RSI Corporate - Licensing

The $1-a-week school

The Economist – Staff Writer

“ACROSS the highway from the lawns of Nairobi’s Muthaiga Country Club is Mathare, a slum that stretches as far as the eye can see. Although Mathare has virtually no services like paved streets or sanitation, it has a sizeable and growing number of classrooms. Not because of the state—the slum’s half-million people have just four public schools—but because the private sector has moved in. Mathare boasts 120 private schools. This pattern is repeated across Africa, the Middle East and South Asia. The failure of the state to provide children with a decent education is leading to a burgeoning of private places, which can cost as little as $1 a week (see article). The parents who send their children to these schools in their millions welcome this. But governments, teachers’ unions and NGOs tend to take the view that private education should be discouraged or heavily regulated. That must change.”(more)

African countries have a STEM education problem, but are private partnerships the answer?

Quartz – Lee Middleton

“African countries are struggling to find science and math teachers – like everywhere else. But unlike everywhere else, massive youth populations and already lean budgets pose big challenges to governments tackling the education system generally, and math and science education in particular. Enter the go-to solution invoked for every problem in Africa from transport networks to broadband access: public private partnerships or PPPs. “We should think about how the private sector can enter schools, bring the lab at IBM to the classroom,” says Njideka Harry, CEO of the Youth for Technology Foundation.
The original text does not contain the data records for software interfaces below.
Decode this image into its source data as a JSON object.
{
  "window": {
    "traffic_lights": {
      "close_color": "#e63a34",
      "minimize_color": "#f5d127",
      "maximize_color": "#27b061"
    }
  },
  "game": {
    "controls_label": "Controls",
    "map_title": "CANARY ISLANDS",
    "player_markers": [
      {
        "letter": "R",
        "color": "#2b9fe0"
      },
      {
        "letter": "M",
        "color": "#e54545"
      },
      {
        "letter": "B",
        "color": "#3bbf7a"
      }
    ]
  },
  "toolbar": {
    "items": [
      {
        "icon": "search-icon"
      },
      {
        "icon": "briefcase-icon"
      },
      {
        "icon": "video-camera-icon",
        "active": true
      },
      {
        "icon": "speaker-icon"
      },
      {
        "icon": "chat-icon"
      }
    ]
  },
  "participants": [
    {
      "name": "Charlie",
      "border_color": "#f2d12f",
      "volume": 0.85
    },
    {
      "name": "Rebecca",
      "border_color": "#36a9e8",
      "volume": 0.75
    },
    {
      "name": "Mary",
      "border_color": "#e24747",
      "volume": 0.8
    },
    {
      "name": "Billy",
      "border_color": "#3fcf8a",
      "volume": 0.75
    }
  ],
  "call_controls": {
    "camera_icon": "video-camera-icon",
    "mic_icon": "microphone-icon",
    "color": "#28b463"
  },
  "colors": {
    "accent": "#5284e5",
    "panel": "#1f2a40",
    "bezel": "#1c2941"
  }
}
Sitting on the “Future of Technology” panel at this month’s World Economic Forum Africa Summit, Harry’s emphasis on PPPs was in keeping with the take-home message from a forum full of sessions like “Transforming Education” and “Harnessing Africa’s Biggest Resource.” For cash-strapped governments facing a demographic reality where half the population is under 30, and a third are under 13, calling in the cavalry makes sense. But in handing education over to the private sector, is there not a risk of creating a 21st century version of the Victorian education model intended to churn out the labor that kept the factories of the Industrial Revolution humming? Perhaps. But on a continent where 60% of the unemployed are young people, there is an upside to an education that actually leads to employment.”(more)

STEM requires innovation and public/private partnership

The Hill – Predrag Lesic

“The American economy continues to produce jobs in science, technology, engineering and math (STEM). According to a 2014 report by the General Accounting Office (GAO) the nation’s job growth between 2004 and 2012 was nearly expressly due to job creation in STEM fields. Non-STEM jobs remained about the same in number over that time span. While the percentage of students earning degrees in STEM fields has increased over the past decade, America still lags behind other nations in global measures of academic performance and lacks the trained workforce to meet the growing job market. Innovative philanthropic programs and business-supported initiatives around the world can serve as inspiration as the US seeks to engage the next generation in STEM education and entice them into careers in those growing sectors. The UK-based startup Kano (kano.me) is revolutionizing the way children interact with technology. Kano captures children’s interest and imaginations with build-it-yourself computer kits. After assembling their own working computers, kids dive into interactive gaming that helps them learn coding and computational thinking. Kano Blocks, is drag-and-drop system that allows users to use graphical blocks to build code, but also switch view to see the lines of code those blocks are creating. When playing classic games such as Pong or the uber-popular Minecraft, novice programmers can hack code to alter the parameters of the games – for instance size, speed and colors of game elements – in real time.”(more)

How to fix public education in America

CNN Money – Sanjay Sanghoee

” America is at war with itself. Tension between the economic classes, highlighted by venture capitalist Tom Perkins’ recent remarks, are escalating. But what we need are solutions, not words. Recriminations only polarize us further and make it harder to work collectively toward the common goal of prosperity.”(more)

Wisconsin private schools gear up for voucher program

The Milwaukee Wisconsin Journal-Sentinel – Erin Richards

“On the heels of Gov. Scott Walker signing into law the 2013-’15 state budget — and the provision for a statewide private-school voucher program — private schools are mobilizing to participate and meet a rapidly approaching set of deadlines.”(more)